Fast forward a few months later. The words lay dormant until a bizzarely similar situation occurs. I was sent on a job for a few days and was returning, once again on a Friday afternoon and it just so happened to fall in a week when I was doing the early shift.

As soon as I heard about the job, the words sprang back into life. Put it in the calendar. Tell everyone in writing.

Now I could have put the details of my trip into my personal calendar. But I thought, why not enter it in the IT department’s shared calendar. Which the head of IT is part of. And when telling everyone in writing, surely that means everyone involved the last time. The IT department, and of course, the finance director.

So I send off an email to my manager with the IT department, and, just for fun, the finance director copied in.

Something like:

“Hi Mike,

As you are already aware, I’ll be working down south this week until Friday afternoon. I am on the early shift so this will need covering while I’m away.”

Some of my colleagues asked what that was about and I informed them about my manager’s memory issues. They smirk and continue working.

I complete the job and arrive back Friday afternoon, exactly like before. And like before. The finance director came in early. And unbelievably, like before, he had issues getting onto the system. Choice expletives were shared, words were had. But not with me.

I only knew sh*t had hit the fan when a colleague pulled me to one side and told me why Mike was in such a foul mood.

In classic British style, he never said a word to me. And never has silence felt so vindicating. Jam_and_cream

Sneaky, smart? Mean, justified? You can’t argue how pretty smooth some of these plots are. They’re subtle.
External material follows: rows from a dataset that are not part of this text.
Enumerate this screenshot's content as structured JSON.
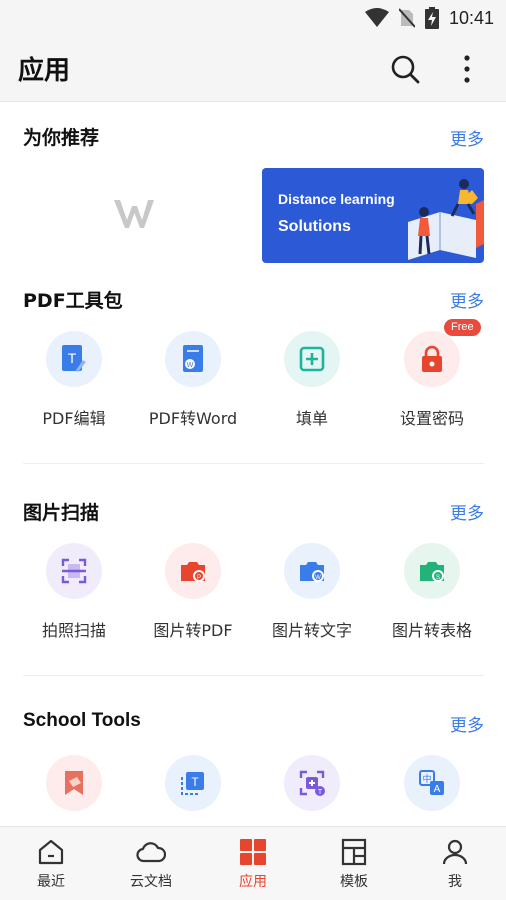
{
  "status_bar": {
    "time": "10:41",
    "icons": [
      "wifi-icon",
      "no-sim-icon",
      "battery-charging-icon"
    ]
  },
  "app_bar": {
    "title": "应用",
    "icons": [
      "search-icon",
      "more-vertical-icon"
    ]
  },
  "recommend": {
    "title": "为你推荐",
    "more": "更多",
    "banner": {
      "line1": "Distance learning",
      "line2": "Solutions"
    },
    "colors": {
      "banner_bg": "#2c5ad6"
    }
  },
  "pdf_tools": {
    "title": "PDF工具包",
    "more": "更多",
    "items": [
      {
        "label": "PDF编辑",
        "icon": "pdf-edit-icon"
      },
      {
        "label": "PDF转Word",
        "icon": "pdf-to-word-icon"
      },
      {
        "label": "填单",
        "icon": "fill-form-icon"
      },
      {
        "label": "设置密码",
        "icon": "lock-icon",
        "badge": "Free"
      }
    ]
  },
  "image_scan": {
    "title": "图片扫描",
    "more": "更多",
    "items": [
      {
        "label": "拍照扫描",
        "icon": "scan-icon"
      },
      {
        "label": "图片转PDF",
        "icon": "image-to-pdf-icon"
      },
      {
        "label": "图片转文字",
        "icon": "image-to-text-icon"
      },
      {
        "label": "图片转表格",
        "icon": "image-to-table-icon"
      }
    ]
  },
  "school_tools": {
    "title": "School Tools",
    "more": "更多",
    "items": [
      {
        "icon": "bookmark-hand-icon"
      },
      {
        "icon": "text-recognize-icon"
      },
      {
        "icon": "photo-translate-icon"
      },
      {
        "icon": "translate-icon"
      }
    ]
  },
  "bottom_nav": {
    "items": [
      {
        "label": "最近",
        "icon": "home-icon"
      },
      {
        "label": "云文档",
        "icon": "cloud-icon"
      },
      {
        "label": "应用",
        "icon": "apps-grid-icon",
        "active": true
      },
      {
        "label": "模板",
        "icon": "template-icon"
      },
      {
        "label": "我",
        "icon": "user-icon"
      }
    ],
    "active_color": "#e8452f"
  }
}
They’re slick. They wreak havoc! What do you think? Got anything to share? Tell us everything!

CF_IPCountry: US country: Feb,27,2020 08:17:22 AM